[Opening Supplied records section]

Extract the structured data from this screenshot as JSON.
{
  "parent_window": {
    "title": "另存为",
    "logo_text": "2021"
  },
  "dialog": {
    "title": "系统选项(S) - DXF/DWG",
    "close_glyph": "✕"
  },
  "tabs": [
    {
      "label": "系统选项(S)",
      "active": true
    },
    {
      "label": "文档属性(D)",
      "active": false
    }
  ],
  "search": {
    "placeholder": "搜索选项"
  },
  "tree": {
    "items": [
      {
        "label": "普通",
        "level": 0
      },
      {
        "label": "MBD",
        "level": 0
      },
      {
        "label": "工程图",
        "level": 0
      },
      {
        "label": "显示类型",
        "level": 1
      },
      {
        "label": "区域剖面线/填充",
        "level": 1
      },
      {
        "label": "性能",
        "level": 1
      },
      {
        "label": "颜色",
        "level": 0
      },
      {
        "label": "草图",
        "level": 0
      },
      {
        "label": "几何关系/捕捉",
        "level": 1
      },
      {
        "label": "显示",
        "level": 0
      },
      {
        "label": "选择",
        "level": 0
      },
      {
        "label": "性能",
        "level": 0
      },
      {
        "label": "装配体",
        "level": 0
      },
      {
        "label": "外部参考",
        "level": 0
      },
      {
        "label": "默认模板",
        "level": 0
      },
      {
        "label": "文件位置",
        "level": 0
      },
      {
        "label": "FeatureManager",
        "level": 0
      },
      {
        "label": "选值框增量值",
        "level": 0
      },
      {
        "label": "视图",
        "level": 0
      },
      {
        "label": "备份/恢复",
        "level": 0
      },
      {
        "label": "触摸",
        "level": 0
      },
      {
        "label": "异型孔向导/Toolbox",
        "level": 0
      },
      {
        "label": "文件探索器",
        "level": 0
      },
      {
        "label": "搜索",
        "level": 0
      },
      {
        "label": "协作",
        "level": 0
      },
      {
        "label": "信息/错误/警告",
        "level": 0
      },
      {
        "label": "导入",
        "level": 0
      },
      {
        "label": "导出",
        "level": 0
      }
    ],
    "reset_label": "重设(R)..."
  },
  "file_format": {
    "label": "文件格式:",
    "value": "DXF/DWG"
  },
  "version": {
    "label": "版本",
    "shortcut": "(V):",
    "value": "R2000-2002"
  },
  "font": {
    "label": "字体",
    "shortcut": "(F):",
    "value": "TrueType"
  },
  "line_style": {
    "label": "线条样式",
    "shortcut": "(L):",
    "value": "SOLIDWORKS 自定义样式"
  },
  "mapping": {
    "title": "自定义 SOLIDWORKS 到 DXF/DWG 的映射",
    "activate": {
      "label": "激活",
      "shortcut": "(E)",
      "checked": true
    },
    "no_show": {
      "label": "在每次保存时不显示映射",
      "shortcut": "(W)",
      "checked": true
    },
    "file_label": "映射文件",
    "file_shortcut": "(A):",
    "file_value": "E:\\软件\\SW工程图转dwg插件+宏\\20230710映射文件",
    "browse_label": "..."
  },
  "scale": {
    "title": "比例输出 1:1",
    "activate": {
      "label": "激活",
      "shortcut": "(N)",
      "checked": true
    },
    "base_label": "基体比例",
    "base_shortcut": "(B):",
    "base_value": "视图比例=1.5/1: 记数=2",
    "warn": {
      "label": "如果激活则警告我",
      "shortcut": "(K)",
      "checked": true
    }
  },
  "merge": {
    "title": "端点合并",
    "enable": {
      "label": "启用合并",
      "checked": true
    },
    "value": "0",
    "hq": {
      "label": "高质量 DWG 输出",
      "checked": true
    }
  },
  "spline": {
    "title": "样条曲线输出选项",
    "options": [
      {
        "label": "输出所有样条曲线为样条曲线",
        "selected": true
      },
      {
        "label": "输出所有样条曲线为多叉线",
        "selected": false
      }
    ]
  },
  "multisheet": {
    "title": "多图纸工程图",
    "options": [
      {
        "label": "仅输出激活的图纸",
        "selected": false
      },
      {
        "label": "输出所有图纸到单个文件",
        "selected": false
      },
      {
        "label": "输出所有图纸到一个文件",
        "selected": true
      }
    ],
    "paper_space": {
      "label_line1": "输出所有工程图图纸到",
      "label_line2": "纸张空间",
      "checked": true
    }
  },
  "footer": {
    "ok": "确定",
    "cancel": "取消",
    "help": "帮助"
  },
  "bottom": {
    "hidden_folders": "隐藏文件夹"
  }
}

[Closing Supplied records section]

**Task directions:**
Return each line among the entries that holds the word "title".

**Response to the task:**
    "title": "另存为",
    "title": "系统选项(S) - DXF/DWG",
    "title": "自定义 SOLIDWORKS 到 DXF/DWG 的映射",
    "title": "比例输出 1:1",
    "title": "端点合并",
    "title": "样条曲线输出选项",
    "title": "多图纸工程图",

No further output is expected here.